In my daily quiz posted on Twitter, I posted a question ” Which bank will have 3000 graduate engineers and 200 post graduate engineers joining as clerks ?” The answer of course is SBI. This was based on a news item which appeared in many newspapers including Economic Times.
This may surprise those aspiring to be engineers, and may even cause a rethink among job seekers: Over 3,800 graduate and 200 postgraduate engineers are set to join State Bank of India (SBI) in the clerical cadre.SBI had a year ago advertized for over 27,000 posts in the clerical cadre. While 38 lakh aspirants from across the country applied for the jobs online, 28 lakh of them appeared for the written exam. There were 88,000 successful candidates and 27,000 were finally selected after personal interviews. “It was the biggest such exercise for us,” a senior SBI official said.
The question generated lots of comments on Linkedin, which has prompted me to write this post. This news item has triggered a variety of responses ranging from bewilderment to pity to anger. Some also see this as a positive happening which will bring in innovation in the dull and staid bank clerks’ job.

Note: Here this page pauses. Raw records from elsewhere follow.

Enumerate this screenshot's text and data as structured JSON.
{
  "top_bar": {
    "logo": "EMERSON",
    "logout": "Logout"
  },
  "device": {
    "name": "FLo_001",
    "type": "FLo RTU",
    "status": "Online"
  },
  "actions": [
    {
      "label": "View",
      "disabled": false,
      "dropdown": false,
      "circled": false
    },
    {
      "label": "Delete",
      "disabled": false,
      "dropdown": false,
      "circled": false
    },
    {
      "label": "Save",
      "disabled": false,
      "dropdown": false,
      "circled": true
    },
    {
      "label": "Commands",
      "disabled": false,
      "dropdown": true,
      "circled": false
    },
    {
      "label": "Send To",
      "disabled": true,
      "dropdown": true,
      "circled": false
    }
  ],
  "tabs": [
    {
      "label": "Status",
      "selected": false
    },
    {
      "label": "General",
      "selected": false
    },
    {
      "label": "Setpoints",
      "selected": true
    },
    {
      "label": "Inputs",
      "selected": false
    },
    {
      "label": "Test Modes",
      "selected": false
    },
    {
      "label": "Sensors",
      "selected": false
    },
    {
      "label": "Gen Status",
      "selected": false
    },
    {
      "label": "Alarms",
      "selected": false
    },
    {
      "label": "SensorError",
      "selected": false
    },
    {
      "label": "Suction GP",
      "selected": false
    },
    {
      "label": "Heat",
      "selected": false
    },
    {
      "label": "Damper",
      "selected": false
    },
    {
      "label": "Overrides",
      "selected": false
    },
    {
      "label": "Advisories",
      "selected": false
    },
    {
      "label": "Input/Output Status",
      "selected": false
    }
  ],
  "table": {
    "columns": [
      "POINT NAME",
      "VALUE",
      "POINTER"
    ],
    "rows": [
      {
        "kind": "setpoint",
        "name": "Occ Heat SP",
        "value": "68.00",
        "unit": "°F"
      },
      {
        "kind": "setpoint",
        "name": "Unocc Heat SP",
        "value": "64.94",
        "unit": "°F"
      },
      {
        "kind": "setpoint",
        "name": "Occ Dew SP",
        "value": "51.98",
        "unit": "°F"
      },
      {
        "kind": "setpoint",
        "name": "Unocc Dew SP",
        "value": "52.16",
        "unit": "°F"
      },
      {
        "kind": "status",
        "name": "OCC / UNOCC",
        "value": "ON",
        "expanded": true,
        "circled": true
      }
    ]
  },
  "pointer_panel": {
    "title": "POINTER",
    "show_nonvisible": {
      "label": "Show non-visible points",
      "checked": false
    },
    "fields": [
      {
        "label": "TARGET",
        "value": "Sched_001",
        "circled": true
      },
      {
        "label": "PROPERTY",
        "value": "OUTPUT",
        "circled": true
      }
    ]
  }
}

In my humble opinion, this is a reflection of the Indian job market in 2009-10 just after the slowdown. There is a premium for stability and security. In the minds of Indian middle class, an SBI job, it cannot get safer than that. Secondly, there is a glut of engineers in many states. Private engineering colleges have sprung up in such big numbers that annual output of engineers is nearly seven lakhs. The hope of jobs in the fast growing IT industry is a mirage for many engineering graduates, with IT industries slowing down their recruitment and also giving many a certificate of ‘unemployability’. (Just like Rajiv Gandhi’s famous quote of only 15p out of a rupee spent in Delhi reaching the common man, NASSCOM’s finding (?) that only 15 % of Indian graduates are ’employable’ has been accepted as popular wisdom.)
My message to the engineers who have been chosen is , first of all, congratulations. Being in the top 1 % of any national selection is an achievement. The decision to appear in the SBI clerical examination was a pragmatic one, given the circumstances. Now, that you have been selected make the most of it. It is true that a B.Tech or an M.Tech is an overqualification for the clerks’ job. You will have batchmates, who may be less qualified. Instead of sulking about the circumstances , prove that by performance you are more capable than the others. Learn banking and acquire whatever professional qualifications are required for getting promoted in banking.
Please do not look down upon the tasks that are assigned to you, because you think you are overqualified. In many foreign and new generation private sector banks, many of the tasks usually handled by clerks in SBI like being a teller or handling counters in the front desk are handled by MBAs. It is just incidental that they happen to have fancy designations like Asst Manager or AVP and get paid higher. Remember, the private bank jobs carry much higher risks.
As for the recruiter SBI, my opinion is that they have done a great service by recruiting in such big numbers in a poor job market. They have perhaps got a relatively superior batch of clerks which includes so many engineers. Accepting engineering as basic graduation, rather than a specialised professional degree, reflects a pragmatic approach to current Indian reality. Rather, than feeling smug about it, SBI needs to design jobs and create a conducive environment so that these talented clerks are able to perform well. Otherwise, in a growing economy, these engineers would leave them as easily as they have joined.